Items from an interface collection:
........
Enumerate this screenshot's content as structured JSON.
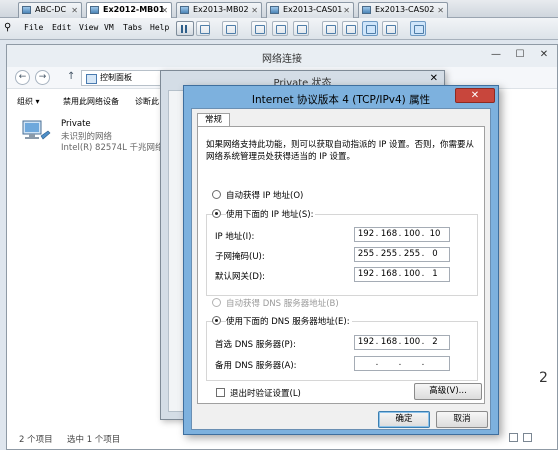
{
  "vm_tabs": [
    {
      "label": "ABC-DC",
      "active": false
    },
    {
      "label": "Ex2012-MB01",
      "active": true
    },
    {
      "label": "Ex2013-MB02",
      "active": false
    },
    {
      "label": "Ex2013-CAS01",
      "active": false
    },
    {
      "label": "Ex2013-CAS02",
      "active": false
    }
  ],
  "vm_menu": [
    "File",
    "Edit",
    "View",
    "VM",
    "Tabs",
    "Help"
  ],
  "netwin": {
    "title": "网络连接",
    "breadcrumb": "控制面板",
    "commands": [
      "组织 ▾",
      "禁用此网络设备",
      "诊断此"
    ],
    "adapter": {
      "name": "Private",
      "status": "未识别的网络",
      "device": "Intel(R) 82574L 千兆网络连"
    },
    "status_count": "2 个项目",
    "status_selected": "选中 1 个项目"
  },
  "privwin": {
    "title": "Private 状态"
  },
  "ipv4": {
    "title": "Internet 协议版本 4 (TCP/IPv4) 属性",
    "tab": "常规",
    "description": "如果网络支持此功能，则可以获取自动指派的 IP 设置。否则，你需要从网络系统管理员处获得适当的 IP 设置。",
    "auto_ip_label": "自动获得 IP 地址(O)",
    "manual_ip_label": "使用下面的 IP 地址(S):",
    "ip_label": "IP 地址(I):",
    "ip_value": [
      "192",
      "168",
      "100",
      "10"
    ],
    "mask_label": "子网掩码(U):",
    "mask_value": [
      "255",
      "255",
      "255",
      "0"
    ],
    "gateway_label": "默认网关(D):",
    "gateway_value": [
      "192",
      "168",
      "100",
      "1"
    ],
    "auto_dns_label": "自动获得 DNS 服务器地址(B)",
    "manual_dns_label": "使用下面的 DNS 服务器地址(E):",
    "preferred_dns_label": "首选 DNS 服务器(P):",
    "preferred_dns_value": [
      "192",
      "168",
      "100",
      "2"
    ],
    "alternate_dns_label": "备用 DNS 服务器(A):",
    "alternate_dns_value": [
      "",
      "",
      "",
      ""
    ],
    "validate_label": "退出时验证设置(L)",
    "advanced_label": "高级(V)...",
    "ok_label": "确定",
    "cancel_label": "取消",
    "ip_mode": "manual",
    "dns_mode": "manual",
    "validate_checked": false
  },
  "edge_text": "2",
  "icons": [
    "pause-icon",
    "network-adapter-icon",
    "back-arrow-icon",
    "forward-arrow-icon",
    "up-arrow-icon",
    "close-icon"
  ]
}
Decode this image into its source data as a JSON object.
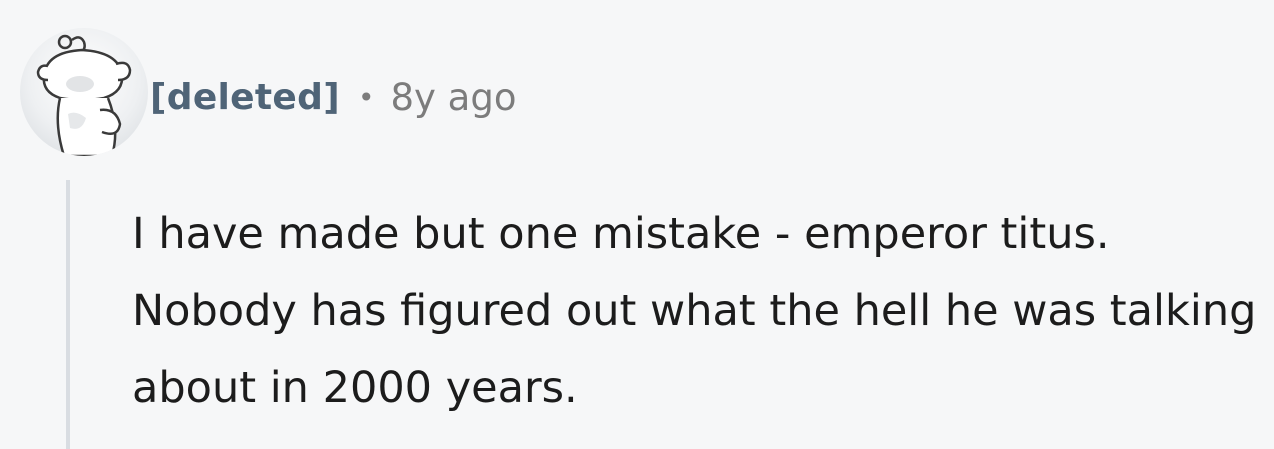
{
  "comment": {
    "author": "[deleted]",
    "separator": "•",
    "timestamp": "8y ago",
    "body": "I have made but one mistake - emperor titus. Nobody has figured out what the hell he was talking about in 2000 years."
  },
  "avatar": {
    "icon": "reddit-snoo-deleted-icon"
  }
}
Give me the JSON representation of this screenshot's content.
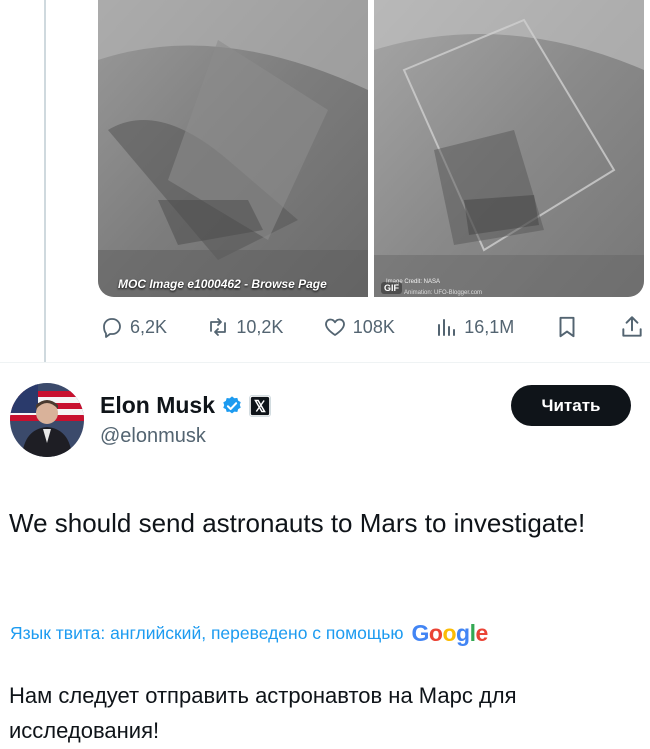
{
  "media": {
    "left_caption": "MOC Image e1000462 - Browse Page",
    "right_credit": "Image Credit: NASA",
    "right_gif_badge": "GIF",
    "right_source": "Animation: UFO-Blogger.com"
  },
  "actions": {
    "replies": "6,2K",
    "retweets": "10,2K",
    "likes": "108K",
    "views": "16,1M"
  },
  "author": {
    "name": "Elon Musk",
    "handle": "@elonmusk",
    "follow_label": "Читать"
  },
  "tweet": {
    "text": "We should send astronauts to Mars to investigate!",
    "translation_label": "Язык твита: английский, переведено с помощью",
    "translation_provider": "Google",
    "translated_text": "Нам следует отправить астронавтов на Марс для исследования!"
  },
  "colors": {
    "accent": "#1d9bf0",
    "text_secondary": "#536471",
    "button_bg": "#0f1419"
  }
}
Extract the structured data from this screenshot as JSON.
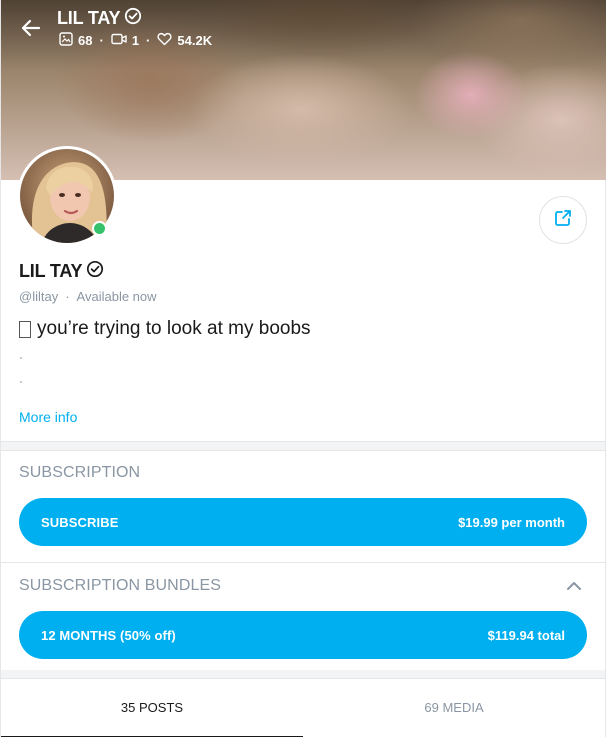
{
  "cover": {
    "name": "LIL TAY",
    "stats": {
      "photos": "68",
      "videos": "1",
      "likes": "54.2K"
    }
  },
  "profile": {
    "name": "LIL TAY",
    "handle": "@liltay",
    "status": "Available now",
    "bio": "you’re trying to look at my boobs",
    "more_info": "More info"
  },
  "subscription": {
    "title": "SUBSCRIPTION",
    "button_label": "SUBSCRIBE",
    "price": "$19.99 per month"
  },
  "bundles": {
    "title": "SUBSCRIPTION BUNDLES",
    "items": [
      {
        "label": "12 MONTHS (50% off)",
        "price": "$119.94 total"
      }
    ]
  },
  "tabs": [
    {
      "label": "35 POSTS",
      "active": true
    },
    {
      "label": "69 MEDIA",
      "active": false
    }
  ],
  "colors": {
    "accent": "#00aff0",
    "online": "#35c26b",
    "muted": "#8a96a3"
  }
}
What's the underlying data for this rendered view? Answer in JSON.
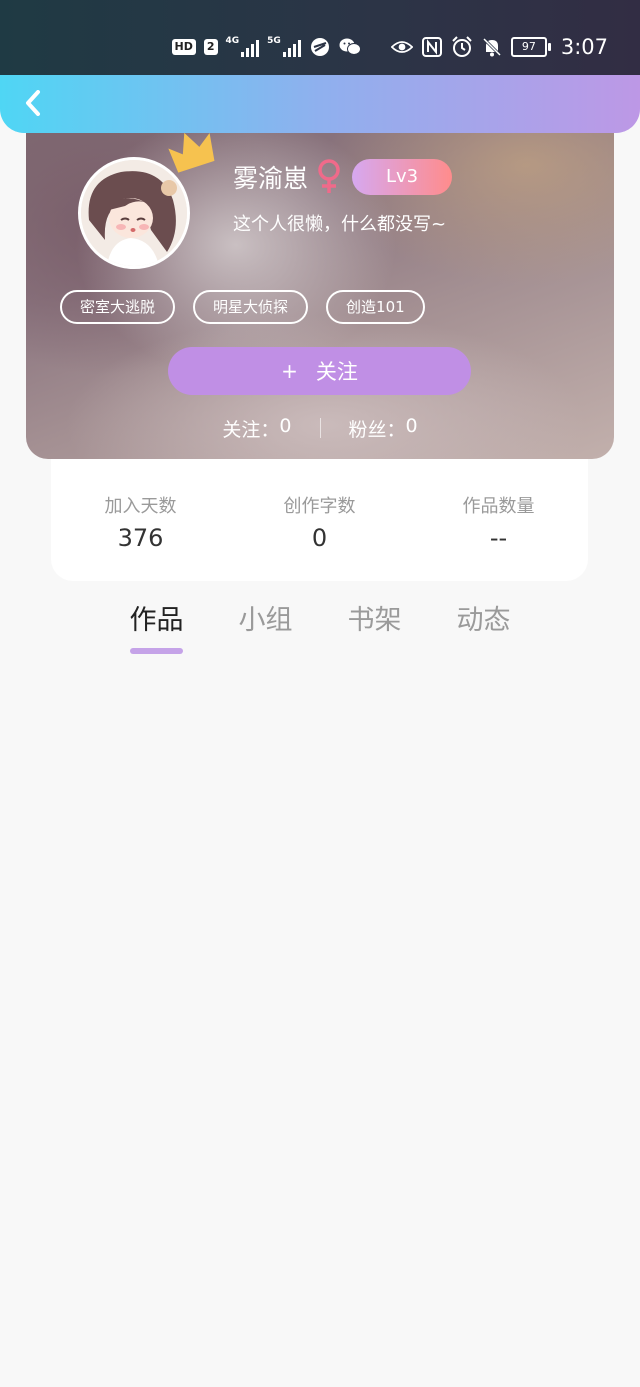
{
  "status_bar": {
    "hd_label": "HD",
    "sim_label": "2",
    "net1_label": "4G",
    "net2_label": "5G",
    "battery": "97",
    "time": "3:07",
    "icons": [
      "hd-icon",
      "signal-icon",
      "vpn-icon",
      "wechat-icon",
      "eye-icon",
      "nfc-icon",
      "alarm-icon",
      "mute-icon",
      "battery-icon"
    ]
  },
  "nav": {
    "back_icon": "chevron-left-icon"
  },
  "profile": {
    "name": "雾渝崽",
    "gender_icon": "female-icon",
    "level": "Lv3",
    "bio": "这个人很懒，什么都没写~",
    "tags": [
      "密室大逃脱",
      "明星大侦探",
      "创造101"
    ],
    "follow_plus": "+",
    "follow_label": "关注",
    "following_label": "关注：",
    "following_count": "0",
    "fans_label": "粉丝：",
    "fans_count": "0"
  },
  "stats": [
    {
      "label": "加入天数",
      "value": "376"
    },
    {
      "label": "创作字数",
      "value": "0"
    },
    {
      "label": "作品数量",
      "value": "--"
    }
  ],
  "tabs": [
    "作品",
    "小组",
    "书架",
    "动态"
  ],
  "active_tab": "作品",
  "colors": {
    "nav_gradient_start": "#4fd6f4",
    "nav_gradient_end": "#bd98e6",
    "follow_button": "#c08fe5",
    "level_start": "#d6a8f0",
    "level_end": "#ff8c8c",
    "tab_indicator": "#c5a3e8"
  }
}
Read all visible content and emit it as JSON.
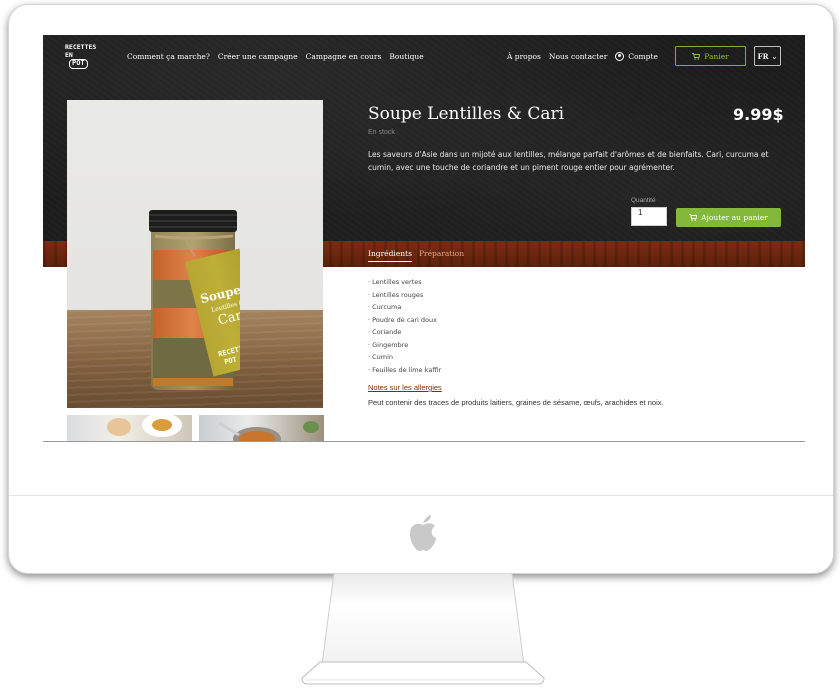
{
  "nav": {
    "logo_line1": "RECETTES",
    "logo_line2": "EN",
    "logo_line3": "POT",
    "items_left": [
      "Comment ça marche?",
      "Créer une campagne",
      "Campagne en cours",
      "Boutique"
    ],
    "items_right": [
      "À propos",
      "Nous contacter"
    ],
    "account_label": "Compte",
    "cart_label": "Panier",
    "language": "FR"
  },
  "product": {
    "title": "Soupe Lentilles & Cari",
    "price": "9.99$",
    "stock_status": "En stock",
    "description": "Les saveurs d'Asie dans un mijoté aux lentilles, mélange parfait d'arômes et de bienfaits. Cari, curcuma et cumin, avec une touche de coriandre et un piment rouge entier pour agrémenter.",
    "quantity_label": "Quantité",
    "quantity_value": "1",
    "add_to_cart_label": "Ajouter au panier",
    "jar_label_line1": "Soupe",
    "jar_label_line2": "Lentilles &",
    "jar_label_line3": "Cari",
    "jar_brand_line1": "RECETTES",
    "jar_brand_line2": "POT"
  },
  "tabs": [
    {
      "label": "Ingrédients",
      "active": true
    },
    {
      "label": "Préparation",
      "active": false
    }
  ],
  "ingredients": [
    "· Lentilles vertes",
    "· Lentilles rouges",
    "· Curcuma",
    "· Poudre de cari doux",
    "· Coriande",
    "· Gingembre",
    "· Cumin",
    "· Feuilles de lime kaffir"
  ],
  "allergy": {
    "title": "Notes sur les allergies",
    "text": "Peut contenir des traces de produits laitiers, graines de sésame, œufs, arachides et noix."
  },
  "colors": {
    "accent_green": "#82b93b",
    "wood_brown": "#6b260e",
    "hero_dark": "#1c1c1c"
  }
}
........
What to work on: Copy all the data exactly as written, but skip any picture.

Your response:
Enumerate this screenshot's content as structured JSON.
{
  "vm_tabs": [
    {
      "label": "ABC-DC",
      "active": false
    },
    {
      "label": "Ex2012-MB01",
      "active": true
    },
    {
      "label": "Ex2013-MB02",
      "active": false
    },
    {
      "label": "Ex2013-CAS01",
      "active": false
    },
    {
      "label": "Ex2013-CAS02",
      "active": false
    }
  ],
  "vm_menu": [
    "File",
    "Edit",
    "View",
    "VM",
    "Tabs",
    "Help"
  ],
  "netwin": {
    "title": "网络连接",
    "breadcrumb": "控制面板",
    "commands": [
      "组织 ▾",
      "禁用此网络设备",
      "诊断此"
    ],
    "adapter": {
      "name": "Private",
      "status": "未识别的网络",
      "device": "Intel(R) 82574L 千兆网络连"
    },
    "status_count": "2 个项目",
    "status_selected": "选中 1 个项目"
  },
  "privwin": {
    "title": "Private 状态"
  },
  "ipv4": {
    "title": "Internet 协议版本 4 (TCP/IPv4) 属性",
    "tab": "常规",
    "description": "如果网络支持此功能，则可以获取自动指派的 IP 设置。否则，你需要从网络系统管理员处获得适当的 IP 设置。",
    "auto_ip_label": "自动获得 IP 地址(O)",
    "manual_ip_label": "使用下面的 IP 地址(S):",
    "ip_label": "IP 地址(I):",
    "ip_value": [
      "192",
      "168",
      "100",
      "10"
    ],
    "mask_label": "子网掩码(U):",
    "mask_value": [
      "255",
      "255",
      "255",
      "0"
    ],
    "gateway_label": "默认网关(D):",
    "gateway_value": [
      "192",
      "168",
      "100",
      "1"
    ],
    "auto_dns_label": "自动获得 DNS 服务器地址(B)",
    "manual_dns_label": "使用下面的 DNS 服务器地址(E):",
    "preferred_dns_label": "首选 DNS 服务器(P):",
    "preferred_dns_value": [
      "192",
      "168",
      "100",
      "2"
    ],
    "alternate_dns_label": "备用 DNS 服务器(A):",
    "alternate_dns_value": [
      "",
      "",
      "",
      ""
    ],
    "validate_label": "退出时验证设置(L)",
    "advanced_label": "高级(V)...",
    "ok_label": "确定",
    "cancel_label": "取消",
    "ip_mode": "manual",
    "dns_mode": "manual",
    "validate_checked": false
  },
  "edge_text": "2",
  "icons": [
    "pause-icon",
    "network-adapter-icon",
    "back-arrow-icon",
    "forward-arrow-icon",
    "up-arrow-icon",
    "close-icon"
  ]
}
Decode this image into its source data as a JSON object.
{
  "comment": {
    "author": "[deleted]",
    "separator": "•",
    "timestamp": "8y ago",
    "body": "I have made but one mistake - emperor titus. Nobody has figured out what the hell he was talking about in 2000 years."
  },
  "avatar": {
    "icon": "reddit-snoo-deleted-icon"
  }
}
Give me the JSON representation of this screenshot's content.
{
  "media": {
    "left_caption": "MOC Image e1000462 - Browse Page",
    "right_credit": "Image Credit: NASA",
    "right_gif_badge": "GIF",
    "right_source": "Animation: UFO-Blogger.com"
  },
  "actions": {
    "replies": "6,2K",
    "retweets": "10,2K",
    "likes": "108K",
    "views": "16,1M"
  },
  "author": {
    "name": "Elon Musk",
    "handle": "@elonmusk",
    "follow_label": "Читать"
  },
  "tweet": {
    "text": "We should send astronauts to Mars to investigate!",
    "translation_label": "Язык твита: английский, переведено с помощью",
    "translation_provider": "Google",
    "translated_text": "Нам следует отправить астронавтов на Марс для исследования!"
  },
  "colors": {
    "accent": "#1d9bf0",
    "text_secondary": "#536471",
    "button_bg": "#0f1419"
  }
}
Extract the structured data from this screenshot as JSON.
{
  "cover": {
    "name": "LIL TAY",
    "stats": {
      "photos": "68",
      "videos": "1",
      "likes": "54.2K"
    }
  },
  "profile": {
    "name": "LIL TAY",
    "handle": "@liltay",
    "status": "Available now",
    "bio": "you’re trying to look at my boobs",
    "more_info": "More info"
  },
  "subscription": {
    "title": "SUBSCRIPTION",
    "button_label": "SUBSCRIBE",
    "price": "$19.99 per month"
  },
  "bundles": {
    "title": "SUBSCRIPTION BUNDLES",
    "items": [
      {
        "label": "12 MONTHS (50% off)",
        "price": "$119.94 total"
      }
    ]
  },
  "tabs": [
    {
      "label": "35 POSTS",
      "active": true
    },
    {
      "label": "69 MEDIA",
      "active": false
    }
  ],
  "colors": {
    "accent": "#00aff0",
    "online": "#35c26b",
    "muted": "#8a96a3"
  }
}
What's the underlying data for this rendered view? Answer in JSON.
{
  "status_bar": {
    "hd_label": "HD",
    "sim_label": "2",
    "net1_label": "4G",
    "net2_label": "5G",
    "battery": "97",
    "time": "3:07",
    "icons": [
      "hd-icon",
      "signal-icon",
      "vpn-icon",
      "wechat-icon",
      "eye-icon",
      "nfc-icon",
      "alarm-icon",
      "mute-icon",
      "battery-icon"
    ]
  },
  "nav": {
    "back_icon": "chevron-left-icon"
  },
  "profile": {
    "name": "雾渝崽",
    "gender_icon": "female-icon",
    "level": "Lv3",
    "bio": "这个人很懒，什么都没写~",
    "tags": [
      "密室大逃脱",
      "明星大侦探",
      "创造101"
    ],
    "follow_plus": "+",
    "follow_label": "关注",
    "following_label": "关注：",
    "following_count": "0",
    "fans_label": "粉丝：",
    "fans_count": "0"
  },
  "stats": [
    {
      "label": "加入天数",
      "value": "376"
    },
    {
      "label": "创作字数",
      "value": "0"
    },
    {
      "label": "作品数量",
      "value": "--"
    }
  ],
  "tabs": [
    "作品",
    "小组",
    "书架",
    "动态"
  ],
  "active_tab": "作品",
  "colors": {
    "nav_gradient_start": "#4fd6f4",
    "nav_gradient_end": "#bd98e6",
    "follow_button": "#c08fe5",
    "level_start": "#d6a8f0",
    "level_end": "#ff8c8c",
    "tab_indicator": "#c5a3e8"
  }
}
Read all visible content and emit it as JSON.
{
  "nav": {
    "logo_line1": "RECETTES",
    "logo_line2": "EN",
    "logo_line3": "POT",
    "items_left": [
      "Comment ça marche?",
      "Créer une campagne",
      "Campagne en cours",
      "Boutique"
    ],
    "items_right": [
      "À propos",
      "Nous contacter"
    ],
    "account_label": "Compte",
    "cart_label": "Panier",
    "language": "FR"
  },
  "product": {
    "title": "Soupe Lentilles & Cari",
    "price": "9.99$",
    "stock_status": "En stock",
    "description": "Les saveurs d'Asie dans un mijoté aux lentilles, mélange parfait d'arômes et de bienfaits. Cari, curcuma et cumin, avec une touche de coriandre et un piment rouge entier pour agrémenter.",
    "quantity_label": "Quantité",
    "quantity_value": "1",
    "add_to_cart_label": "Ajouter au panier",
    "jar_label_line1": "Soupe",
    "jar_label_line2": "Lentilles &",
    "jar_label_line3": "Cari",
    "jar_brand_line1": "RECETTES",
    "jar_brand_line2": "POT"
  },
  "tabs": [
    {
      "label": "Ingrédients",
      "active": true
    },
    {
      "label": "Préparation",
      "active": false
    }
  ],
  "ingredients": [
    "· Lentilles vertes",
    "· Lentilles rouges",
    "· Curcuma",
    "· Poudre de cari doux",
    "· Coriande",
    "· Gingembre",
    "· Cumin",
    "· Feuilles de lime kaffir"
  ],
  "allergy": {
    "title": "Notes sur les allergies",
    "text": "Peut contenir des traces de produits laitiers, graines de sésame, œufs, arachides et noix."
  },
  "colors": {
    "accent_green": "#82b93b",
    "wood_brown": "#6b260e",
    "hero_dark": "#1c1c1c"
  }
}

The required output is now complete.